I know this looks frightening but it is part of the process. It's sort of like when you redo the kitchen cabinets. You take everything out and heaven forbid anyone see the mess. But then as you organize and place, you end up with a beautiful finish. I did a lot of research to teach myself this blend of techniques. I say that because I have studied videos and books of three different artists and they each approach fabric portraiture quite differently. I am sort of blending the best of each. How "best" it comes out only time will tell. If it comes out well enough to show you all, and my daughter, I'll review the three different books and processes.

So that is what I've been up to. No garment sewing at the moment but it will come!............Bunny

Sunday, February 3, 2019

Paco Peralta


Today we mourn the passing of designer Paco Peralta, a couture designer and a kind soul who shared much with the home sewing community.  Years back, Paco would often comment on this blog and those of many sewists. He was always encouraging and kind. There are bloggers who became very good friends with him via the web and  Paco was able to cement those friendships in real life.



I loved Paco's designs. He designed for all women. I knew his clothing would look amazing on the  beautiful tall Tany of Couture et Tricot as much as I could wear his designs on my petite frame. He appreciated and made all women look good with his patterns.

This is the white shirt that goes under the red jacket in the first photo. 

 His couture skills were amazing and he so willingly shared them. I learned much from Paco's generosity. Here is a link to his jacket making tutorial. It is in Spanish, but you can translate, and there are so many photos that I think you will get it. If nothing else you will see the perfection of his efforts.

Rest in peace, dear Paco.  

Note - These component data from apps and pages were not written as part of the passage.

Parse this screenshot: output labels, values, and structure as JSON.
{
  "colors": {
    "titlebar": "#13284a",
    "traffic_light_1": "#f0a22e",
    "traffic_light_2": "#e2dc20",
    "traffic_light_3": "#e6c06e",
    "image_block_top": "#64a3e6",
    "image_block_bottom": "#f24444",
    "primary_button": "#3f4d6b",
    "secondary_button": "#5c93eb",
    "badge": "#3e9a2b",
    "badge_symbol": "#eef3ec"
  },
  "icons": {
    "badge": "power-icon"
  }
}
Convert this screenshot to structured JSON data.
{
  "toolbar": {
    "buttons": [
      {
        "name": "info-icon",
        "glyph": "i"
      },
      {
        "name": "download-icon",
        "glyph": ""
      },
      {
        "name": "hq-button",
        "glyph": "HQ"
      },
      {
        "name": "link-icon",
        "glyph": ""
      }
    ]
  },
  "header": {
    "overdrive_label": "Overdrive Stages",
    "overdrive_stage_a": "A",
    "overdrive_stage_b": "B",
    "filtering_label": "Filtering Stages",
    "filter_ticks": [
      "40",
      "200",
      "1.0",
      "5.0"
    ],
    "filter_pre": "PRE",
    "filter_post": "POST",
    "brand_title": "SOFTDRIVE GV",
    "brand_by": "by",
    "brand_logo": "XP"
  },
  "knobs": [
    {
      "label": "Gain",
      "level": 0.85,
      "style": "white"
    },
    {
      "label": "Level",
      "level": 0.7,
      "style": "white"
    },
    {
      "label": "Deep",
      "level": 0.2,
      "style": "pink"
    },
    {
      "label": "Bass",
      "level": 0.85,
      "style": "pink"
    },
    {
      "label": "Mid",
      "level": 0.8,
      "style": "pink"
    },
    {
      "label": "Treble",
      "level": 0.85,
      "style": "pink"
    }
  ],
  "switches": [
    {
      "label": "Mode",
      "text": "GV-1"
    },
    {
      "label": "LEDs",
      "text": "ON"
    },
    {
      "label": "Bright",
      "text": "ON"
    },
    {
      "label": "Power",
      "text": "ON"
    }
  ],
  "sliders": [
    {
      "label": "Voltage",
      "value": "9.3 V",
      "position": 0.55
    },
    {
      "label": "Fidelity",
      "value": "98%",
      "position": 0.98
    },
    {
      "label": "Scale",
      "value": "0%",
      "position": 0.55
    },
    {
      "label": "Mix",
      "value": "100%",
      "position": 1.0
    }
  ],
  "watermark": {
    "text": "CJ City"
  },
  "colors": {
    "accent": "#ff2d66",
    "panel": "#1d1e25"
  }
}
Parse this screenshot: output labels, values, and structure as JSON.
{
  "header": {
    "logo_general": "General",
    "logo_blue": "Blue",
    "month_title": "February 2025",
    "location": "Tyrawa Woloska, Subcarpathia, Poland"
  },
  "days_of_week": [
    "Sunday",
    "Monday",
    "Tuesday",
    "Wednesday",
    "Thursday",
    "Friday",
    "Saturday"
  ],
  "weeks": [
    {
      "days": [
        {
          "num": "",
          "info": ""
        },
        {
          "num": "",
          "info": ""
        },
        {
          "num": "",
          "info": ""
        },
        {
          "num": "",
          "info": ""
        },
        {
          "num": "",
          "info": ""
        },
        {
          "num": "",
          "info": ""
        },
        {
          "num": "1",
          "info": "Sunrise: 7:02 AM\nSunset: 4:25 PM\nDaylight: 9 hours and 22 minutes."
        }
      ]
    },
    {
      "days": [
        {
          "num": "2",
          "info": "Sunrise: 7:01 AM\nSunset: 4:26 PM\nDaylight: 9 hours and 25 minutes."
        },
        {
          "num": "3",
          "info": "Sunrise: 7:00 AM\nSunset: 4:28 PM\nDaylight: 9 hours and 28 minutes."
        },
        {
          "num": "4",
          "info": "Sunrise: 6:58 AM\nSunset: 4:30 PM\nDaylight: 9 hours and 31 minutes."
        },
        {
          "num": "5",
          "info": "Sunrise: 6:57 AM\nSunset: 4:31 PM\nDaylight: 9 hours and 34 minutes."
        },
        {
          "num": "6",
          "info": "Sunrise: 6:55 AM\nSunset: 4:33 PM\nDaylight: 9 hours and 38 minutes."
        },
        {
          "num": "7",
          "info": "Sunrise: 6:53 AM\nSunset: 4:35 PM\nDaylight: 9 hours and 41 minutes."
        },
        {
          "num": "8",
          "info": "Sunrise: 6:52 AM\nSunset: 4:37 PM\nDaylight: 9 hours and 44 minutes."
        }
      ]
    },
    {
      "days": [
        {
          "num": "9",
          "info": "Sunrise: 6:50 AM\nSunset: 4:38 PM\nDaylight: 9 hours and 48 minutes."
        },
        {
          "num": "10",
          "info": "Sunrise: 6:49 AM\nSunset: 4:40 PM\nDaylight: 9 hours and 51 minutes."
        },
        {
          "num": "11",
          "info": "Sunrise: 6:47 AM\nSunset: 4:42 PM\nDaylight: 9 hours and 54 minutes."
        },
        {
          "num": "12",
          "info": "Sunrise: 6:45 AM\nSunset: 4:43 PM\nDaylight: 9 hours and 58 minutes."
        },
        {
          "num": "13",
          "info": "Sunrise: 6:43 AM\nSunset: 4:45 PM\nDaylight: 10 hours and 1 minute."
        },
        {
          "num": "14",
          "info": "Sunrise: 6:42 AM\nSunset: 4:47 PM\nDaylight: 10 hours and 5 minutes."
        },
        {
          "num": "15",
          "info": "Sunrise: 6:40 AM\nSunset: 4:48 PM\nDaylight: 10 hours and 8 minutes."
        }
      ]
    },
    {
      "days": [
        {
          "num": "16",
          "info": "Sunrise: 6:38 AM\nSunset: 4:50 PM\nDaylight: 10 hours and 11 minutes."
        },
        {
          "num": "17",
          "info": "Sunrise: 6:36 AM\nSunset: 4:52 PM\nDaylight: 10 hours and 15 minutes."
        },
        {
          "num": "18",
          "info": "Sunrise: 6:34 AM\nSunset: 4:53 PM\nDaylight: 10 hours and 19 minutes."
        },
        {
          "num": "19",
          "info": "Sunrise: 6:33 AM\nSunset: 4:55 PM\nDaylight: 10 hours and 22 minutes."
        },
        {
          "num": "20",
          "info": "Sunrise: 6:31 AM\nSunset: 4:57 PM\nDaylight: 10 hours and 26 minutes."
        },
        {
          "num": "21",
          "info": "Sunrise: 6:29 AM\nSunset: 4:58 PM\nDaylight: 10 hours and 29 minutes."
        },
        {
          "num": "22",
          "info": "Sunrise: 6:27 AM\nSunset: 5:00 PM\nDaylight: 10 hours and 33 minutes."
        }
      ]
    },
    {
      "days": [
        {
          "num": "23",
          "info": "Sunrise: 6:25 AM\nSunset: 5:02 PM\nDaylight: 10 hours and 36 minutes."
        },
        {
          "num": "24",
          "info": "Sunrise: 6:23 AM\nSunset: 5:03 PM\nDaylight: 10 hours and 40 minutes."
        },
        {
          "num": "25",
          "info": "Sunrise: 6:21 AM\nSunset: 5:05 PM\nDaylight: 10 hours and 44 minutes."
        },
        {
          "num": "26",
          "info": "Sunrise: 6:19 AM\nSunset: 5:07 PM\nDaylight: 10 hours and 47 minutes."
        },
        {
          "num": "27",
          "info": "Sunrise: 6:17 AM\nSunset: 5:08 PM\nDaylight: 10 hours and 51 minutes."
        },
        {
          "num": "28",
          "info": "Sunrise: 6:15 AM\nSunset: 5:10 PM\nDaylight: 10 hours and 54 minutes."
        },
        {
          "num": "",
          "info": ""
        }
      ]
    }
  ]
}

The Dyna-Flow Top, Butterick 6486

I am 90% pleased with this wearable muslin. It is a muslin as well  as a painting experiment, after all. I'll go through and let you...